* What is needed: Setting aside any pictures, reproduce the data exactly.

* Task data:
=== Begin Enclosure ===

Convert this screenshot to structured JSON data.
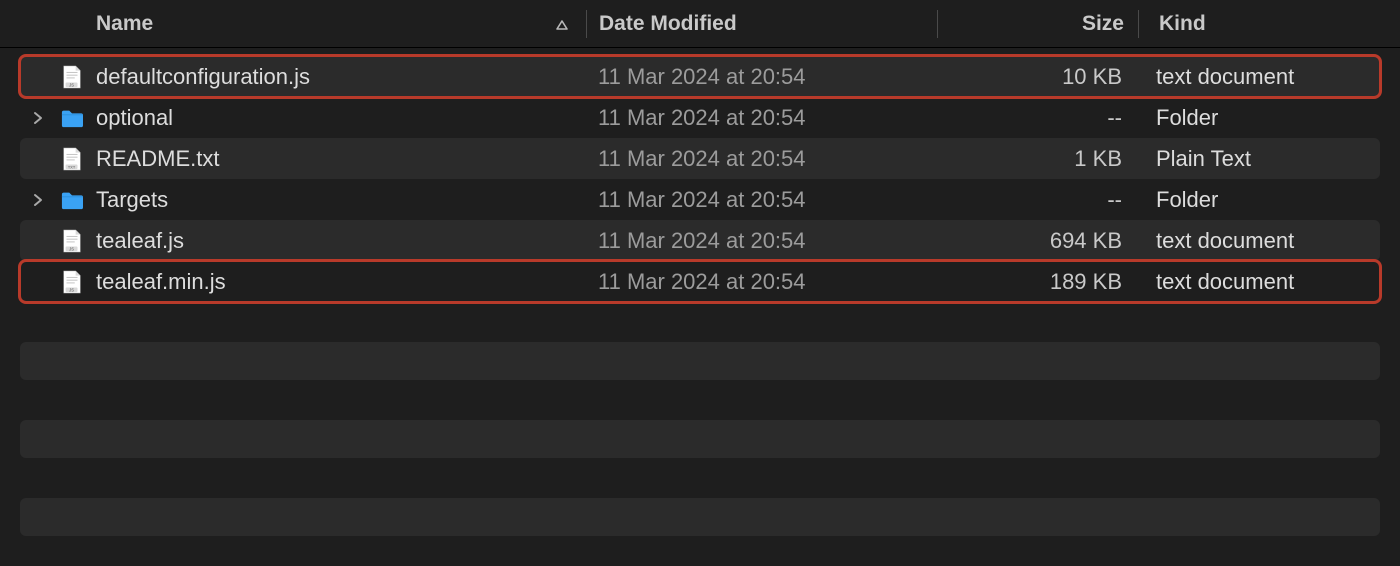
{
  "columns": {
    "name": "Name",
    "date": "Date Modified",
    "size": "Size",
    "kind": "Kind"
  },
  "rows": [
    {
      "name": "defaultconfiguration.js",
      "date": "11 Mar 2024 at 20:54",
      "size": "10 KB",
      "kind": "text document",
      "icon": "js-file",
      "expandable": false,
      "zebra": true,
      "highlight": true
    },
    {
      "name": "optional",
      "date": "11 Mar 2024 at 20:54",
      "size": "--",
      "kind": "Folder",
      "icon": "folder",
      "expandable": true,
      "zebra": false,
      "highlight": false
    },
    {
      "name": "README.txt",
      "date": "11 Mar 2024 at 20:54",
      "size": "1 KB",
      "kind": "Plain Text",
      "icon": "txt-file",
      "expandable": false,
      "zebra": true,
      "highlight": false
    },
    {
      "name": "Targets",
      "date": "11 Mar 2024 at 20:54",
      "size": "--",
      "kind": "Folder",
      "icon": "folder",
      "expandable": true,
      "zebra": false,
      "highlight": false
    },
    {
      "name": "tealeaf.js",
      "date": "11 Mar 2024 at 20:54",
      "size": "694 KB",
      "kind": "text document",
      "icon": "js-file",
      "expandable": false,
      "zebra": true,
      "highlight": false
    },
    {
      "name": "tealeaf.min.js",
      "date": "11 Mar 2024 at 20:54",
      "size": "189 KB",
      "kind": "text document",
      "icon": "js-file",
      "expandable": false,
      "zebra": false,
      "highlight": true
    }
  ]
}
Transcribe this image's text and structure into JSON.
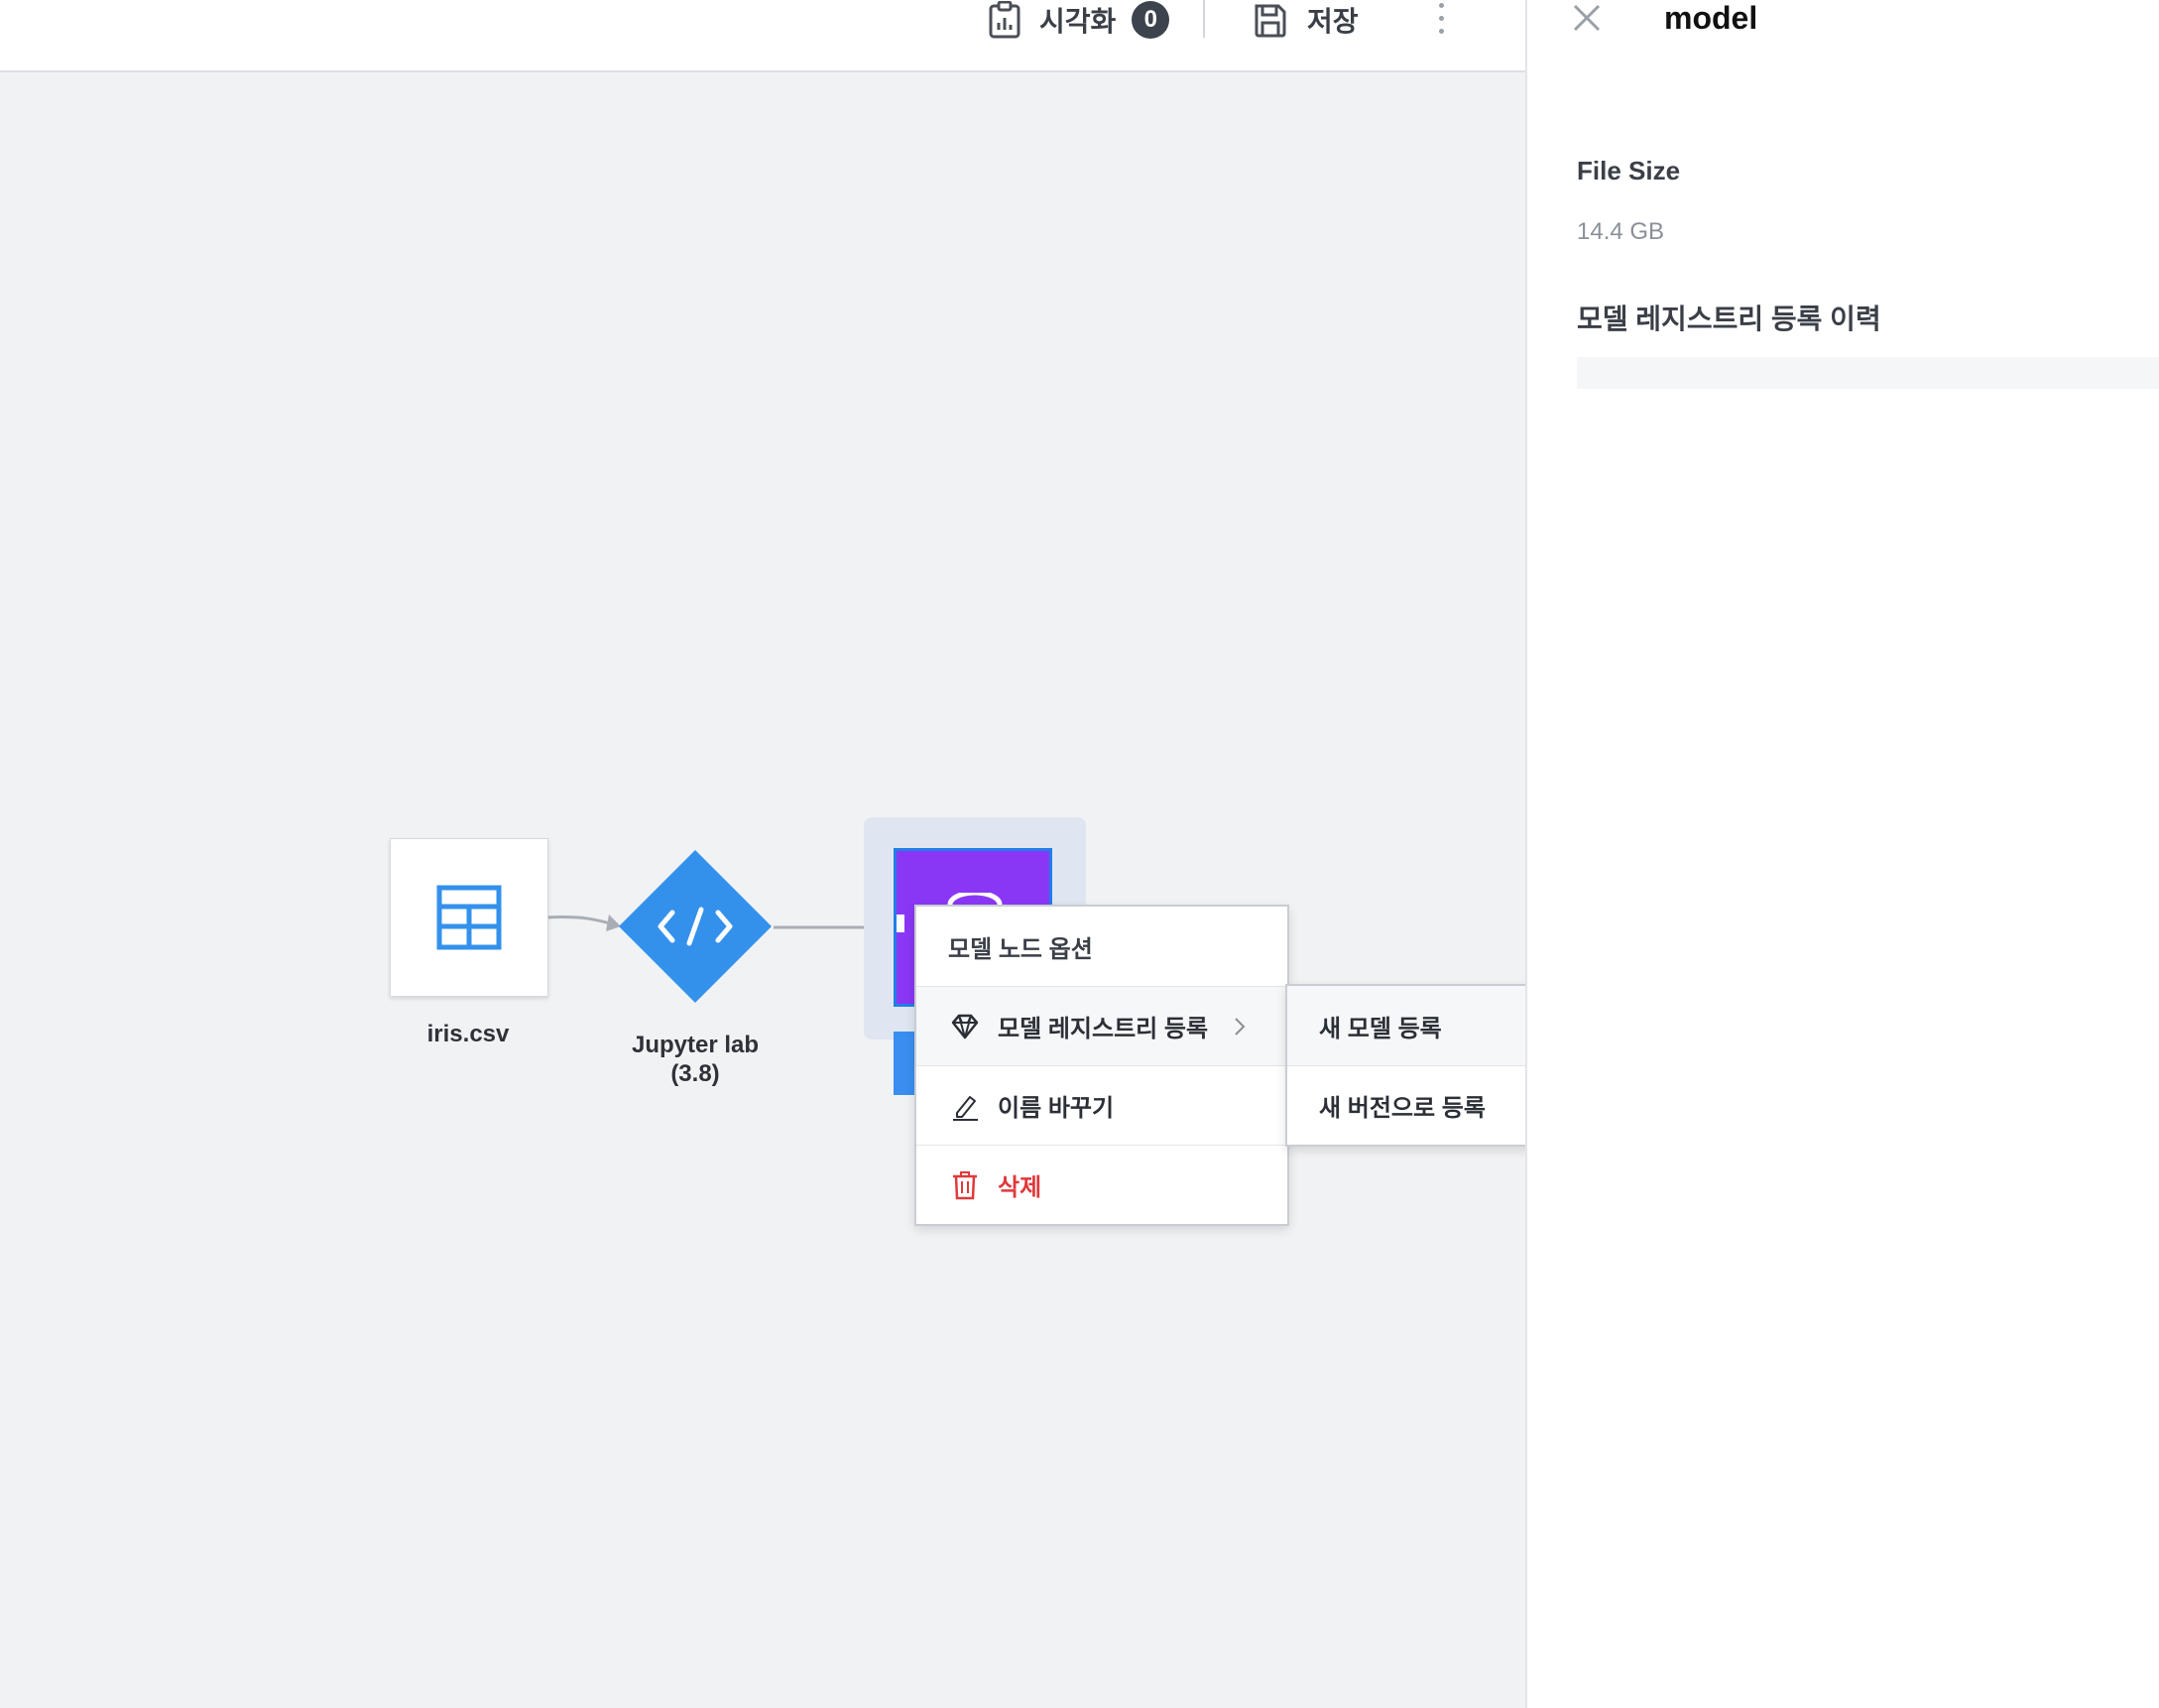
{
  "toolbar": {
    "visualize_label": "시각화",
    "visualize_count": "0",
    "save_label": "저장"
  },
  "canvas": {
    "nodes": [
      {
        "label": "iris.csv",
        "icon": "table-icon"
      },
      {
        "label": "Jupyter lab",
        "sublabel": "(3.8)",
        "icon": "code-icon"
      },
      {
        "label": "",
        "icon": "model-icon"
      }
    ]
  },
  "context_menu": {
    "title": "모델 노드 옵션",
    "items": [
      {
        "label": "모델 레지스트리 등록",
        "icon": "gem-icon",
        "has_submenu": true
      },
      {
        "label": "이름 바꾸기",
        "icon": "pencil-icon"
      },
      {
        "label": "삭제",
        "icon": "trash-icon",
        "danger": true
      }
    ],
    "submenu": [
      "새 모델 등록",
      "새 버전으로 등록"
    ]
  },
  "panel": {
    "title": "model",
    "file_size_label": "File Size",
    "file_size_value": "14.4 GB",
    "history_label": "모델 레지스트리 등록 이력"
  },
  "colors": {
    "accent_blue": "#3391ec",
    "model_purple": "#8a37f5",
    "danger_red": "#e0393b",
    "canvas_bg": "#f1f2f4"
  }
}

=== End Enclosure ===

* Written solution:
Convert this screenshot to structured JSON data.
{
  "columns": {
    "name": "Name",
    "date": "Date Modified",
    "size": "Size",
    "kind": "Kind"
  },
  "rows": [
    {
      "name": "defaultconfiguration.js",
      "date": "11 Mar 2024 at 20:54",
      "size": "10 KB",
      "kind": "text document",
      "icon": "js-file",
      "expandable": false,
      "zebra": true,
      "highlight": true
    },
    {
      "name": "optional",
      "date": "11 Mar 2024 at 20:54",
      "size": "--",
      "kind": "Folder",
      "icon": "folder",
      "expandable": true,
      "zebra": false,
      "highlight": false
    },
    {
      "name": "README.txt",
      "date": "11 Mar 2024 at 20:54",
      "size": "1 KB",
      "kind": "Plain Text",
      "icon": "txt-file",
      "expandable": false,
      "zebra": true,
      "highlight": false
    },
    {
      "name": "Targets",
      "date": "11 Mar 2024 at 20:54",
      "size": "--",
      "kind": "Folder",
      "icon": "folder",
      "expandable": true,
      "zebra": false,
      "highlight": false
    },
    {
      "name": "tealeaf.js",
      "date": "11 Mar 2024 at 20:54",
      "size": "694 KB",
      "kind": "text document",
      "icon": "js-file",
      "expandable": false,
      "zebra": true,
      "highlight": false
    },
    {
      "name": "tealeaf.min.js",
      "date": "11 Mar 2024 at 20:54",
      "size": "189 KB",
      "kind": "text document",
      "icon": "js-file",
      "expandable": false,
      "zebra": false,
      "highlight": true
    }
  ]
}
Transcribe this image's text and structure into JSON.
{
  "toolbar": {
    "visualize_label": "시각화",
    "visualize_count": "0",
    "save_label": "저장"
  },
  "canvas": {
    "nodes": [
      {
        "label": "iris.csv",
        "icon": "table-icon"
      },
      {
        "label": "Jupyter lab",
        "sublabel": "(3.8)",
        "icon": "code-icon"
      },
      {
        "label": "",
        "icon": "model-icon"
      }
    ]
  },
  "context_menu": {
    "title": "모델 노드 옵션",
    "items": [
      {
        "label": "모델 레지스트리 등록",
        "icon": "gem-icon",
        "has_submenu": true
      },
      {
        "label": "이름 바꾸기",
        "icon": "pencil-icon"
      },
      {
        "label": "삭제",
        "icon": "trash-icon",
        "danger": true
      }
    ],
    "submenu": [
      "새 모델 등록",
      "새 버전으로 등록"
    ]
  },
  "panel": {
    "title": "model",
    "file_size_label": "File Size",
    "file_size_value": "14.4 GB",
    "history_label": "모델 레지스트리 등록 이력"
  },
  "colors": {
    "accent_blue": "#3391ec",
    "model_purple": "#8a37f5",
    "danger_red": "#e0393b",
    "canvas_bg": "#f1f2f4"
  }
}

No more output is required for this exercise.